Joan and Bill Langford, longtime Reed Point residents both in their 80s, showed up at Pratton’s Reed Point Sinclair. Sue Jensen, Pratton’s sister was relieved. She had seen the fire jump the road in the vicinity of the Langfords’ house and was glad to see them safe and sound.

We were worried sick about you, she told the couple.

The Langfords hadn’t shown up sooner because they were watering their property as fast as they could.

I started (watering) when I saw the fire, Joan said. That’s all I had – hoses – but I had two pumps.

The fire had dropped into their yard, threatened their pasture and was moving toward the hayfield. Luckily, their sheep had been moved down by the river just before the fire started. When the Langfords dashed to the Sinclair to get drinks for the volunteers, Joan said she thought they had the grass fires contained.

We’re OK – the house is OK, thank God, she said.

Moments later, the call came across the radios: structure fire.

The Langfords’ shop was ablaze, sending plumes of smoke eastward.

Upwind, a barn and outbuildings didn’t appear to be threatened.

But two gas tanks stood only yards from the shop, and the Langfords’ house was situated precariously downwind. In the background, a helicopter disappeared into a thick brown cloud as it continued making water runs from the river to the hills.

They’ve lived here for years and years, Pratton said.

We’re all family here, she said. If it affects one of us, it affects us all.

As the shop fire seemed to play itself out, Pratton turned her car around to head back to the Reed Point Sinclair. With firemen in town, she knew she’d be busy.

We’re probably going to have to be here through the night, she said.

We’re going to be open for emergency crews, Jensen added. Things are going to be happening all night, for sure.

Stillwater County Commissioner Maureen Davey said it didn’t take much to spark the blaze.

We haven’t had much lightning, Davey said. We had a little bit today and that’s what we got.

The commissioners on Wednesday afternoon declared an emergency because of the extreme fire danger and the Whistle Creek fire. That will make the county eligible for state disaster money.

Stillwater County has committed all available resources, taken all possible action to combat and alleviate the situation and local resources may not be adequate to cope with the situation, the resolution stated.
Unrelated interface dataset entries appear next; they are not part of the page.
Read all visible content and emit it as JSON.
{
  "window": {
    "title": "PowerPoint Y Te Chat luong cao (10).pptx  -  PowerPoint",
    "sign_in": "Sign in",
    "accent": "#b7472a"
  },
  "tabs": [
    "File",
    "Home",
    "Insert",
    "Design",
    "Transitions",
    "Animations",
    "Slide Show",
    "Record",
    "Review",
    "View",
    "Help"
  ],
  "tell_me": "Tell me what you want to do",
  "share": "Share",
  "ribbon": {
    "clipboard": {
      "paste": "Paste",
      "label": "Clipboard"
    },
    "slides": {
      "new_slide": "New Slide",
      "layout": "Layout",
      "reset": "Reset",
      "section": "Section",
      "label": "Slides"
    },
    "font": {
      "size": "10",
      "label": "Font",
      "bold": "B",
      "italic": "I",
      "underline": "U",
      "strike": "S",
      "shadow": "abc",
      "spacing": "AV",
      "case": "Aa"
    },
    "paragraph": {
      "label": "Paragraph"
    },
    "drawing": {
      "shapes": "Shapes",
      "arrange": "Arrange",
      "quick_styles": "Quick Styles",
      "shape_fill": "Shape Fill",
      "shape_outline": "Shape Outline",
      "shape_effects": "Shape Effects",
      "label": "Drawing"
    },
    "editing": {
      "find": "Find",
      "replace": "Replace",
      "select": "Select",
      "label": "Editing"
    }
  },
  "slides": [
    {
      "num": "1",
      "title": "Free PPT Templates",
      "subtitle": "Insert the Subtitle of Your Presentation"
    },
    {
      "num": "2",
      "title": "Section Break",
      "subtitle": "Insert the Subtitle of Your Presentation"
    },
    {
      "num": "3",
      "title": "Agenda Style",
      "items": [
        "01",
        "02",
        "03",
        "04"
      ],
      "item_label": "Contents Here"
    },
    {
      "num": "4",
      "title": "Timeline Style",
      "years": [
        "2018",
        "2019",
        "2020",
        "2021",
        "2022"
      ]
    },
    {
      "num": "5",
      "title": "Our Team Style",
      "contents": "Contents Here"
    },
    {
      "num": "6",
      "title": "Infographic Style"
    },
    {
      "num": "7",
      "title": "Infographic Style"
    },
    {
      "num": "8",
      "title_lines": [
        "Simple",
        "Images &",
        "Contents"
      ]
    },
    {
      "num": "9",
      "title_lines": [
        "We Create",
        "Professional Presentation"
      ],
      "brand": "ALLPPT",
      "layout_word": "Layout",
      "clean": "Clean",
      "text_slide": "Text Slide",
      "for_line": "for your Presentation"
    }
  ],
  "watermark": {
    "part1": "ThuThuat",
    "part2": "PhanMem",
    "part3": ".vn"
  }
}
An emergency is hereby declared because expenditures may be beyond the financial capability of the county.

Fire crews from Reed Point, Columbus, Park City, Absarokee and Rapelje fought the fire, Tyre said. Big Timber Fire Department attacked from the west side of the blaze, she said. The helicopters, one from the Gallatin National Forest and one from the Department of State Lands in Helena, had to quit working as the sun set.